Additionally, there are automated agency feeds from ANI and PTI, with plenty of entertainment reporting.
Don’t forget the ‘PoV’ section under Opinion where young reporters share their views, often on social media or cultural trends, or the dear old ‘Brandma’ wandering down memory lane. In addition, ThePrint features a column by respected automotive journalist, Kushan Mitra, who writes “Dashboard”, and a trained dietician, Subhasree Ray, who contributes to the nutrition column.
‘Page Turner’ offers excerpts from the most recent works of fiction and non-fiction on the market. And for sports fans, ThePrint is now playing catch-up, with more coverage of all the games Indians play.
These reports or stories usually appeal to young readers and are already gaining traction. For example, ThePrint’s review of the movie Anek was quoted on Wikipedia, which isn’t a badge of honor, but it is read.
Personally, I couldn’t be happier as I love cinema, cricket (other sports) and cars. However, a small Doubting Thomas voice inside me asks – are we diluting the essence of ThePrint? Are we spreading ourselves too thin? Are we trying to be everything for all readers rather than a targeted and specialized news portal?

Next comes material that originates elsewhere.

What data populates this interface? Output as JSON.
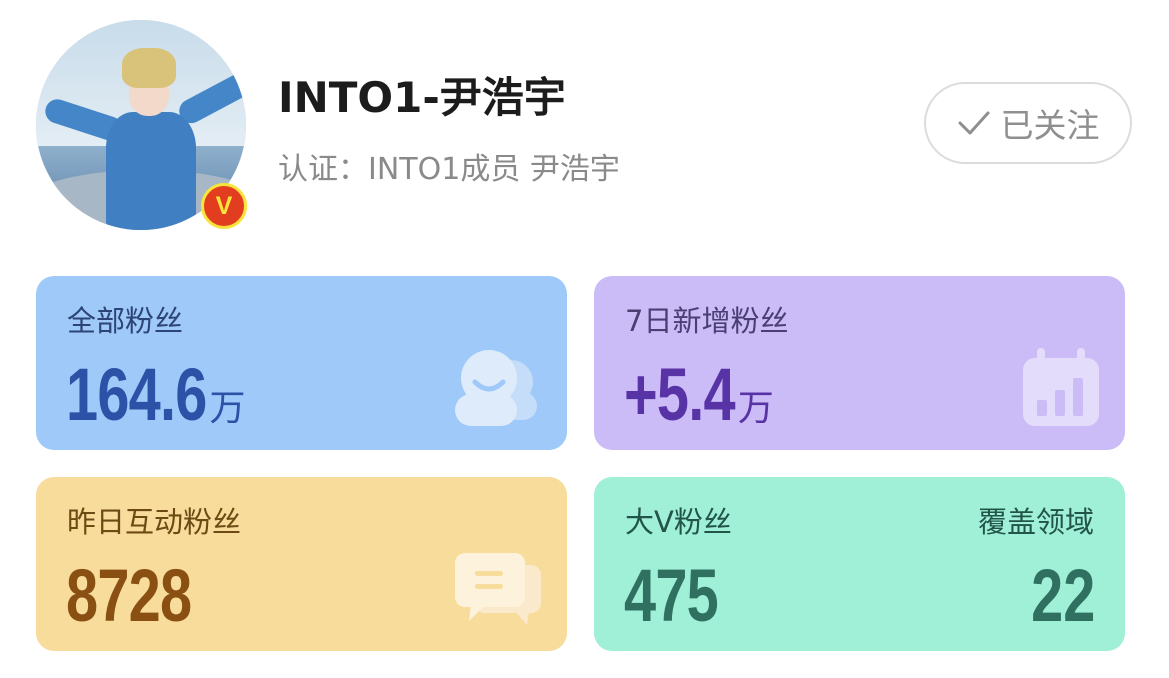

Shailaja Bajpai is ThePrint’s Readers’ Editor. Please write with your opinions, complaints to [email protected]